“There are limited areas to dispose of black waste in Central Australia — it’s either Alice or Ayers Rock near here — and we’ve got visitors who don’t want to stand in queues to dump waste,” Ms Severin told the ABC.
“There’s just rubbish everywhere, (including) used toilet paper.”
Traditional landowners are devastated by the masses rushing to climb Uluru before the cut-off date despite it long being common knowledge the act is deeply offensive.
“It makes me sick looking at this photo at the disrespect and disregard shown for the traditional owners’ wishes,” said a spokesperson from the Darug Custodian Aboriginal Corporation.
“Not only do people climb it but they defecate, urinate and discard nappies and rubbish on it.
“I for one cannot wait for the climb to be permanently closed and our sacred lore, culture and traditions to be acknowledged and respected.”
The influx of tourists to the famous red monolith is reminiscent of the “human traffic jam” that clogged Mt Everest this year, resulting in at least 11 deaths and tonnes of garbage left behind.
ULURU IS ‘NOT DISNEYLAND’
The Uluru-Kata Tjuta National Park Board announced in 2017 that tourists would be banned from climbing the rock on October 26, 2019.
The announcement came after it was found that less than 20 per cent of people visiting the park were making the climb, down from more than 70 per cent in previous decades.
Uluru, or Ayers Rock, is sacred to indigenous Australians and thought to have started forming about 550 million years ago.
The climb was always discouraged by the park’s traditional owners, the Anangu people, as it was deemed disrespectful due to the sacred nature of the area.
The climb has also damaged the rock itself, with a huge white scar from tourists walking the same path being visible from a distance.
A sign sits at the base of the climb, imploring visitors to reconsider their need to scale the rock.
“We, the traditional Anangu owners have this to say,” the sign reads.
“The climb is not prohibited but we ask you to respect our law and culture by not climbing Uluru. We have a responsibility to teach and safeguard visitors to our land. The climb can be dangerous.
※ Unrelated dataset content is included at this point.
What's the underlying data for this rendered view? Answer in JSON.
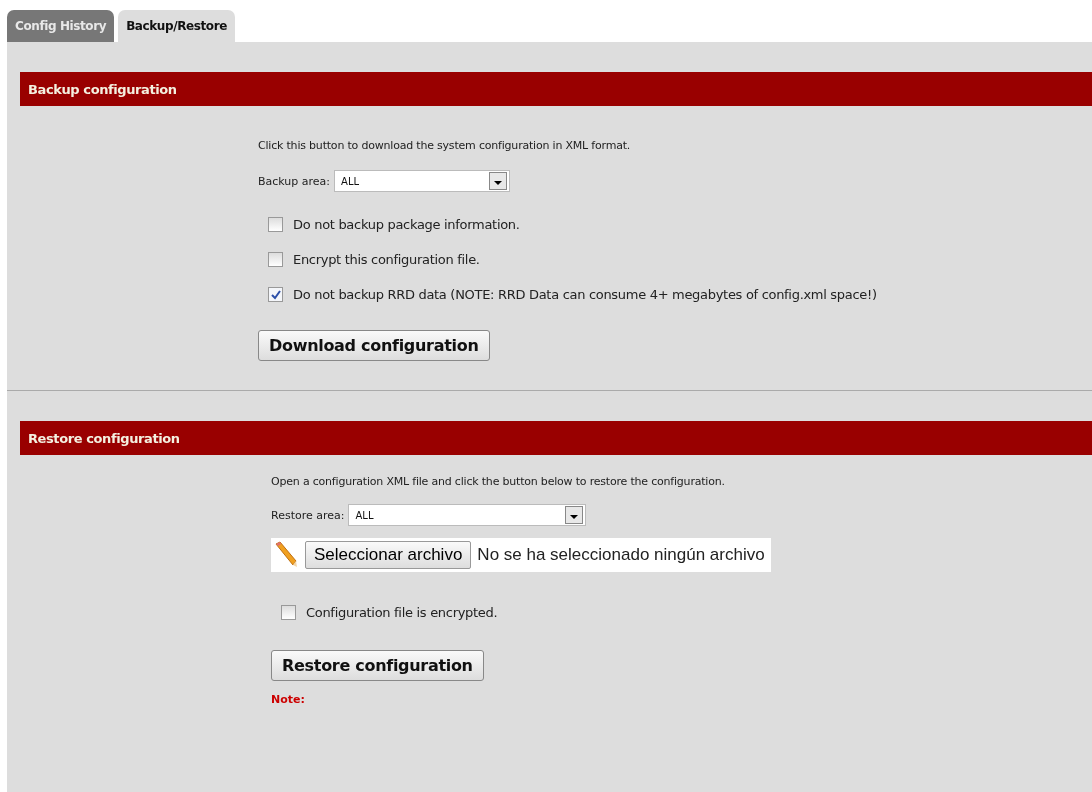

Too many people have died while attempting to climb Uluru.”
At least 35 people have died while attempting to climb Uluru, and many others have been injured.
From 2011 to 2015, the climb was closed 77 per cent of the time due to dangerous weather conditions or cultural reasons.
A 12-person board voted unanimously to close the rock on a very symbolic date — the 34-year anniversary of the day the Uluru land title was handed back to the Anangu people.
Chairman and senior traditional owner Sammy Wilson made an impassioned speech prior to the vote, explaining the sacred nature of the site.
“It is an extremely important place, not a playground or theme park like Disneyland,” he said. “If I travel to another country and there is a sacred site, an area of restricted access, I don’t enter or climb it, I respect it. It is the same here for Anangu. We welcome tourists here. We are not stopping tourism, just this activity.”
Mr Wilson ended his address with a call for unity.
“The land has law and culture. We welcome tourists here. Closing the climb is not something to feel upset about but a cause for celebration. Let’s come together; let’s close it together,” he said.
Visitors to Uluru-Kata Tjuta National Park will still be able to walk around the base, take a cultural tour or a dot-painting workshop.
Announcing the decision in 2017, National Parks director Sally Barnes said: “This is a significant moment for all Australians and marks a new chapter in our history. It clearly says we put country and culture first when managing this place for all Australians and our visitors from around the world.”